So the answer is yes, even the average investor can, and probably should, consider putting a little money to work in the biotech sector. The upside potential is huge, and now is a very exciting time for the sector as a whole.

Globally, populations are not only rising, but people are living longer. As a result, the stakes have never been higher for pharmaceutical and biotech companies. As people age, they tend to run into more medical problems, requiring more prescription drugs. At the same time, technology in general is rapidly changing, opening the door for medical breakthroughs at a much faster pace. Biotech companies that can take advantage of new technologies have the potential to treat, or prevent, diseases that previously untreatable.

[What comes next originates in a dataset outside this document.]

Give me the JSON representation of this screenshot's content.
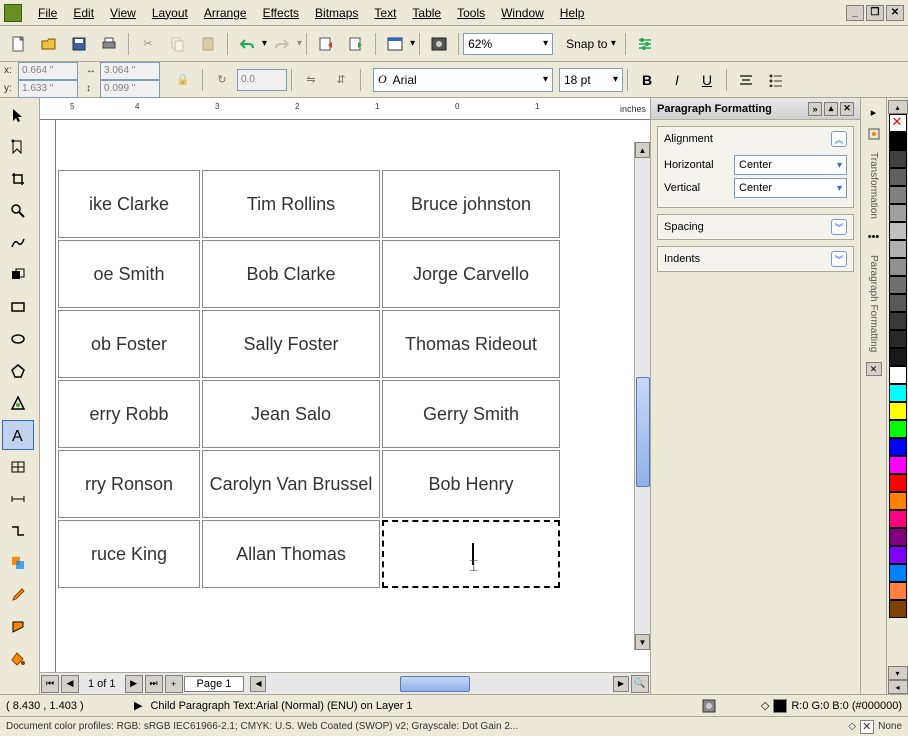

Biotechnology is an exciting industry, if for no other reason than the dramatic impacts it can, and does have, on millions of people worldwide. For investors who want to get into a high risk/high reward sector, few compare to biotech.

High risk is not for everyone, and I personally do not suggest putting a large percentage of your portfolio into high-risk investments. There are ways to tap into the volatility of the biotech sector while still protecting yourself the potential risks, while at the same time hedging your investment to protect from any major sell offs in the sector.

A safe way to play the biotech sector is with a trade on the exchange-traded fund iShares Nasdaq Biotechnology (IBB). IBB is designed to track the performance of the Nasdaq Biotechnology Index. The fund holds a wide range of biotech stocks, including Amgen (AMGN), Celgene (CELG), Gilead Sciences (GILD), Biogen Idec (BIIB), and Mylan (MYL).


Chart courtesy of stockcharts.com

A nice hedged trade on IBB would be the January 260/265 bull put credit spread. To set up this trade, you would sell the January 265 put while buying the same number of January 260 puts for a credit of 40 cents. The trade has a target return of 8.7%, which is 37.3% on an annualized basis (for comparison purposes only). IBB is currently trading at $287.67, providing our trade with 7.7% downside protection.

 

 

Articles and other Content

To read all of this week's articles, join InvestorsObserver as a free Essentials member.

CBOE Volatility Index (VIX)